Friday, November 6, 2009

This Is It

Last night after coming home from work, I changed quickly into my favorite jeans, patchwork faux python sandals and my favorite purple sweater and waited for D to pick me up. We were on our way to go see This Is It , the proclaimed last performance of Michael Jackson. I had my doubts, assuming it would be nothing more than cheaply done, rushed footage of things Michael probably didn't even want anyone to see. But our mood was pretty light as we caught up with each other's lives in the car on the way over, found a parking spot and headed into the theater.

I'll admit that I wasn't overly surprised that the theater was only two-thirds full, and that some woman with a bad weave job fell asleep half way through the movie, making me feel really bad for her poor date who brought the most boring woman in the world to dinner theater.
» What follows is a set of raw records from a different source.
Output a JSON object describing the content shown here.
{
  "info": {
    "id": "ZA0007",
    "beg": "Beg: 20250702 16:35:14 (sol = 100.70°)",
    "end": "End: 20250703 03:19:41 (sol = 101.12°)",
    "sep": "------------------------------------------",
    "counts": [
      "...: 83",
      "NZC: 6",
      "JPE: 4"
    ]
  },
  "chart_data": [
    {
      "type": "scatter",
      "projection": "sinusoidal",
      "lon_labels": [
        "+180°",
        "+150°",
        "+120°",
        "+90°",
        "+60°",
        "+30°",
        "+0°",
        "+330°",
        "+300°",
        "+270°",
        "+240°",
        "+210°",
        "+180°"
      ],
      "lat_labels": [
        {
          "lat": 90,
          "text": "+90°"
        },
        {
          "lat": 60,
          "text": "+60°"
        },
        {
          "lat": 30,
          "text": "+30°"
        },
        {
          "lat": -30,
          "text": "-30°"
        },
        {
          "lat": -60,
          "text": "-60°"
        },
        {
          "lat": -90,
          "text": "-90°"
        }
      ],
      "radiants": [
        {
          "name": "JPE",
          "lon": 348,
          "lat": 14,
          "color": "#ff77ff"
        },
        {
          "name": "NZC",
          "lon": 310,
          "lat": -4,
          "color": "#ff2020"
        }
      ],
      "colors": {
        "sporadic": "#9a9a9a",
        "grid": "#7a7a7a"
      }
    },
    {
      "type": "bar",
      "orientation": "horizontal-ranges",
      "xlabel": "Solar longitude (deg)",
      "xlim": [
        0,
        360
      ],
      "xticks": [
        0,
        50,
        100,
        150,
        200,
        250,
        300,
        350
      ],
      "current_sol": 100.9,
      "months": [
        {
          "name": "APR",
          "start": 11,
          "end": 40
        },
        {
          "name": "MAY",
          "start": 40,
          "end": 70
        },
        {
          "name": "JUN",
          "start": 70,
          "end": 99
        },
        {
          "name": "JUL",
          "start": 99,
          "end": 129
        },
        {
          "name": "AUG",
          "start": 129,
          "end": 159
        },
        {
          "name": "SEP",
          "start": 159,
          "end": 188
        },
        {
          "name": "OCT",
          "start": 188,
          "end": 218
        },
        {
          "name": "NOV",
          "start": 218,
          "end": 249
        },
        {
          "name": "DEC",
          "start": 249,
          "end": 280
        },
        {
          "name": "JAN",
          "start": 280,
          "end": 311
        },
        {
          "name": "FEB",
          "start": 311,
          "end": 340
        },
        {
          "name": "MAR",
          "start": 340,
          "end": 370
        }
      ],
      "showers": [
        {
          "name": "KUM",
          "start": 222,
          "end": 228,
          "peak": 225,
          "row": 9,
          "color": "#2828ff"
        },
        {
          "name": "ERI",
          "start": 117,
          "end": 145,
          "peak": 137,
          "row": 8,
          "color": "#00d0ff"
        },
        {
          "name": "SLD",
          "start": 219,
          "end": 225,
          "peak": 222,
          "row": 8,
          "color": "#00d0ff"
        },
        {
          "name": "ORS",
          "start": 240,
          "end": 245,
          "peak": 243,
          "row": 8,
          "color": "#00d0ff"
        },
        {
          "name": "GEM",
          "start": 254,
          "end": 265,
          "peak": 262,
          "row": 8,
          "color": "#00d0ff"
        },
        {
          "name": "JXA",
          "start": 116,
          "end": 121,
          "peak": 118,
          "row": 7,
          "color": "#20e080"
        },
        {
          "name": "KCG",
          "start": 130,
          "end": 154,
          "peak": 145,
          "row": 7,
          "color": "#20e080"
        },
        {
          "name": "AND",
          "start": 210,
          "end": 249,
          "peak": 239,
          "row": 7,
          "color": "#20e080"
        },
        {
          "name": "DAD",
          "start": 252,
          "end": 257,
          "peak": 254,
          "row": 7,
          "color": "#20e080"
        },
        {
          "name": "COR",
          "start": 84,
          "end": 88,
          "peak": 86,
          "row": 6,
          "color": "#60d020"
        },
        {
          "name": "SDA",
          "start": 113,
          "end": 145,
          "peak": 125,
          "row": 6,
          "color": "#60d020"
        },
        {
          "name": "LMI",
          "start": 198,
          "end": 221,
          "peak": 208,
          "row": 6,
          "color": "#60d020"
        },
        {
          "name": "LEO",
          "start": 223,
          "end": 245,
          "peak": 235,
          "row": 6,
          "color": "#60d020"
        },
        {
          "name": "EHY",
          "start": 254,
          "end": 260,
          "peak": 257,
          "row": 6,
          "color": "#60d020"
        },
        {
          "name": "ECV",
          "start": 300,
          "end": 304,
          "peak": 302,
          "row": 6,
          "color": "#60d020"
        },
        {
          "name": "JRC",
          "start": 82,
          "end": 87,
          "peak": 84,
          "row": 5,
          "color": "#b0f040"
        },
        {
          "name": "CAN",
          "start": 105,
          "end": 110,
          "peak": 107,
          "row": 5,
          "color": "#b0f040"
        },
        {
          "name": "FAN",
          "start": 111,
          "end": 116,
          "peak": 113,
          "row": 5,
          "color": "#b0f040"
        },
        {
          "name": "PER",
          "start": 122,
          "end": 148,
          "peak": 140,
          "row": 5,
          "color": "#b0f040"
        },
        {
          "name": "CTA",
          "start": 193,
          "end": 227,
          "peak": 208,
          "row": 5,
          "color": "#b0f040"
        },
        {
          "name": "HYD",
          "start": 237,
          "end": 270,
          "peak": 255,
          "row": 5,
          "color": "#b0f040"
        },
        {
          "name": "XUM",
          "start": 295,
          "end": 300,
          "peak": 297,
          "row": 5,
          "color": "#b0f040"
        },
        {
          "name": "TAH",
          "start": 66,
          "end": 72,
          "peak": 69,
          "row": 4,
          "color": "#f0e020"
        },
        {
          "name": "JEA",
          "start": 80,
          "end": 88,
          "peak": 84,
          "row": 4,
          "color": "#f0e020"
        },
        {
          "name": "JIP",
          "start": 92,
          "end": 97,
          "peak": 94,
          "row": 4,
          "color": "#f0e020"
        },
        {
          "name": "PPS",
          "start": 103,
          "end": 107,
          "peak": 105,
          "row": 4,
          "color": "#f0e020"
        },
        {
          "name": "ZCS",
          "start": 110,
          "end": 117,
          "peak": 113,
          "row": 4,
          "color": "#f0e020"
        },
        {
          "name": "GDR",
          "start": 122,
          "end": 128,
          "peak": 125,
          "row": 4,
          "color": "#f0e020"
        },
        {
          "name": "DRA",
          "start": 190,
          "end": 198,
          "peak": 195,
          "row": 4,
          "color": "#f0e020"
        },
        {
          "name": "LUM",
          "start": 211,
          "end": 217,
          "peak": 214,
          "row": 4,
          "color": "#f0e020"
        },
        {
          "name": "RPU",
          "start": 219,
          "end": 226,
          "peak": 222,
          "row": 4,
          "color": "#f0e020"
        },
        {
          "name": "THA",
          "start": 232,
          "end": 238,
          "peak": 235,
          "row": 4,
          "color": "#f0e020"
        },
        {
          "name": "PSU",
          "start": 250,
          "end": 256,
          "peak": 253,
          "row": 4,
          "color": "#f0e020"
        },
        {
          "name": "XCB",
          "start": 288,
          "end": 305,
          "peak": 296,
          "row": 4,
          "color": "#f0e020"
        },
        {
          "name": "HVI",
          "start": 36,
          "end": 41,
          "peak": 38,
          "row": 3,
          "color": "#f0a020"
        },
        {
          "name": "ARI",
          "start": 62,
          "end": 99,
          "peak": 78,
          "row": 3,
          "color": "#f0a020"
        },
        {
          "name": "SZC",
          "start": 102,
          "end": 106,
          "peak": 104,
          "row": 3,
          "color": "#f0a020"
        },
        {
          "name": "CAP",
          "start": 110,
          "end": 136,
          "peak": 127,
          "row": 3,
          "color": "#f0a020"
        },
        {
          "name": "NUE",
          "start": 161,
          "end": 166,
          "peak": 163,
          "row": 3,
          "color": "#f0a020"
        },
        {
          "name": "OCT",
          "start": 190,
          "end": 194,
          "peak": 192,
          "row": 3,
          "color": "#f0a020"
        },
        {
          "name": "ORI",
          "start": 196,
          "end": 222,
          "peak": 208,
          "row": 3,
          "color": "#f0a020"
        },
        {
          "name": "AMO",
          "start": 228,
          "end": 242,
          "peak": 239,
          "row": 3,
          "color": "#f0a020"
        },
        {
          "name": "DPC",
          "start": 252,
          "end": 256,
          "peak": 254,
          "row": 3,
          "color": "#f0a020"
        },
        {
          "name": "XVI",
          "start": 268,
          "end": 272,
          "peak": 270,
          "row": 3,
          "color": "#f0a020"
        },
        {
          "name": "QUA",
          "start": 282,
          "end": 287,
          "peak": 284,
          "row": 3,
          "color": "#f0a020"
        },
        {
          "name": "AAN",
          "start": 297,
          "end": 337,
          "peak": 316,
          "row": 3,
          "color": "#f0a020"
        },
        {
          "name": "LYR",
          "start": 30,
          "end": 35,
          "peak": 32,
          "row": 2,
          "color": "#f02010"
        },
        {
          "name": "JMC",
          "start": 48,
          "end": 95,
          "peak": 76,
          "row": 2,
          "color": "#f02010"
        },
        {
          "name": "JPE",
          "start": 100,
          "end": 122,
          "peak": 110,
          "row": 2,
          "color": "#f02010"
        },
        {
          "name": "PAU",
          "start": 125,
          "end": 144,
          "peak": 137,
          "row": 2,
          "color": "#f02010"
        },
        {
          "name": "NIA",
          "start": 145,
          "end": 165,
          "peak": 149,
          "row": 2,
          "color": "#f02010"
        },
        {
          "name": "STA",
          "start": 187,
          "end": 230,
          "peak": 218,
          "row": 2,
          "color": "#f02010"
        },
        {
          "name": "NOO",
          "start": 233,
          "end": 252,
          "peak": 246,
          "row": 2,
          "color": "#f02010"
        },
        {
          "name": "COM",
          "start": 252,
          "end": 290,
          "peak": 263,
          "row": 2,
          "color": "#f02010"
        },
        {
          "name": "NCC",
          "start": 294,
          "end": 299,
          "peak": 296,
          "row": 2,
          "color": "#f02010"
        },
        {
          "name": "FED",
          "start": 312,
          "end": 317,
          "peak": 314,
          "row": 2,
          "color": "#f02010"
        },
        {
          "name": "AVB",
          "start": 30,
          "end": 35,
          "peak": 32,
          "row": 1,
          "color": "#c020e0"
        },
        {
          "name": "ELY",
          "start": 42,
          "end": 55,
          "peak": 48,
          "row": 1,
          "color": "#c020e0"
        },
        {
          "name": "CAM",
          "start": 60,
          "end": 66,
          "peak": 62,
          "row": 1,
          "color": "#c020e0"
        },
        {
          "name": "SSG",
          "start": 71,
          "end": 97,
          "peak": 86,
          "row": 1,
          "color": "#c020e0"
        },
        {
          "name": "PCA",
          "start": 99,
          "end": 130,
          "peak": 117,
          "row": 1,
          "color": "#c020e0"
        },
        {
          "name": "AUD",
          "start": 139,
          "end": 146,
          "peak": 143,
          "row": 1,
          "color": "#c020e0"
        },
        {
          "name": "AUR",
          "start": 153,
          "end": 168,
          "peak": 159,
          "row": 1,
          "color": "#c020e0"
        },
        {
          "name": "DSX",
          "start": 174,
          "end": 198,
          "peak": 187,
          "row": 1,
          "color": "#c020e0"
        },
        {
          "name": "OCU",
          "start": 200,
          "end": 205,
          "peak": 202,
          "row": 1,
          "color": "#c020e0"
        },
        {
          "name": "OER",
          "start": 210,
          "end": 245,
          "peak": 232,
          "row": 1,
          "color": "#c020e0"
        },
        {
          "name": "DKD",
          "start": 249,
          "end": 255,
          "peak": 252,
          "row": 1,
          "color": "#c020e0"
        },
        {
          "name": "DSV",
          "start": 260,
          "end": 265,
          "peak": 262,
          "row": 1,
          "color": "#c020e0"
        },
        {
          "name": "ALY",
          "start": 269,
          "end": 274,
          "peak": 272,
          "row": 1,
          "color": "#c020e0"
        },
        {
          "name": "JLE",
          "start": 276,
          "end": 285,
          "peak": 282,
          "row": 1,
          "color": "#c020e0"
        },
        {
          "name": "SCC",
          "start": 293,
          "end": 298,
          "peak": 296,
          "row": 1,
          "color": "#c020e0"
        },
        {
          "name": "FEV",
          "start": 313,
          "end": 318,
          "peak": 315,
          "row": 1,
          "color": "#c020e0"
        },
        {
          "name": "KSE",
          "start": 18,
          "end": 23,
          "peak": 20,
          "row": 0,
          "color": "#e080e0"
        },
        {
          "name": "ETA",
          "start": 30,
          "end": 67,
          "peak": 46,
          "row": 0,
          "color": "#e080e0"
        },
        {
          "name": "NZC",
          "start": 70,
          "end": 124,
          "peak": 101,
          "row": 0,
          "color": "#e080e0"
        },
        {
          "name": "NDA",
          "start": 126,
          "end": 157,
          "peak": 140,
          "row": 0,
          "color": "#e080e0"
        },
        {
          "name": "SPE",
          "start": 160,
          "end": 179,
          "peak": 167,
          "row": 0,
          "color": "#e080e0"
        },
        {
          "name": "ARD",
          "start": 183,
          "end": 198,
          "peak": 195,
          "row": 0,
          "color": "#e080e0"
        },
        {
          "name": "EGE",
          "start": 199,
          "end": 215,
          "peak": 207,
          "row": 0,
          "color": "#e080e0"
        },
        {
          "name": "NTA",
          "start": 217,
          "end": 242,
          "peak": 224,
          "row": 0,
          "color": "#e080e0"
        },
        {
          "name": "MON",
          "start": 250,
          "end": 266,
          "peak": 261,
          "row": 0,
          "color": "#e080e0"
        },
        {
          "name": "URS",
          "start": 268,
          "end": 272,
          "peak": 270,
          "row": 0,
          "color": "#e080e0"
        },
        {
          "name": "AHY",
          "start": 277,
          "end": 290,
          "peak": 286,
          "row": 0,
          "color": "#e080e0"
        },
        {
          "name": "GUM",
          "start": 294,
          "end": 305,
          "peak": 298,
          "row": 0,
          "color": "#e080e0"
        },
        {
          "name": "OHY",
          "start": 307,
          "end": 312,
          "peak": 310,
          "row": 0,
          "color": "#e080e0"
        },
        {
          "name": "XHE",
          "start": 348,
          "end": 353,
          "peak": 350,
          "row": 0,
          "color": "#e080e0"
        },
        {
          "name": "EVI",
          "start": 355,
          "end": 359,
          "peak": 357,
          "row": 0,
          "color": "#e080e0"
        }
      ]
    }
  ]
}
I have been to maybe 10 or so clubs in Houston, 5 or 6 lounges and countless movies....there never really is a crowed in very many places from what I've seen.

The beginning of the movie was Micheal's dancers talking into the camera about how grateful they were to have the opportunity to work with Jackson. I could tell it was filmed after he died, because most of them couldn't hold it together enough to finish their sentences and it was also very delicately scripted. My expectations for the movie suddenly fell towards the floor.

But then Micheal got on stage. I never realized how extensive rehearsal was for live concerts. Micheal was singing in his flawlessly vibrato voice, and dancing across the stage as if his shoes were dipped in oil. 50 years old, months away from his final breath and he was just a kid again putting on a show.

Going to see this movie, you have to take it for what it is; a marketing scheme. Jackson left a large amount of debt, and in that way I wonder if he'd even be upset about the footage being put in theaters. After all, I'm sure he didn't want to leave his family with that much debt. But aside from all that, the movie is also a tribute to his fans. Its proof that Micheal lit up when he was on stage, that he was a big kid at heart, that he loved nature and the world and that music meant everything to him. He knew every beat of every song, every chord, every rip, every note. He seemed to be taken back to his childhood when he performed a few Jackson 5 numbers, loosing his voice suddenly and looking as if he could barely make it through the song. But he knew every step of the dances and performed them as if his legs were on strings and his body was transported to the hay-day of his childhood career.

Bottom line, don't see this movie if you don't want to support the exploitation of Micheal's fame in order to pay off his enormous debt. But...see this movie if you just want to walk away from Micheal Jackson's legacy knowing that he was in fact an entertainer and, still could wipe the floor with any of the so-called "pop stars" of today.

Good for him.

(©2009 Lotus B.)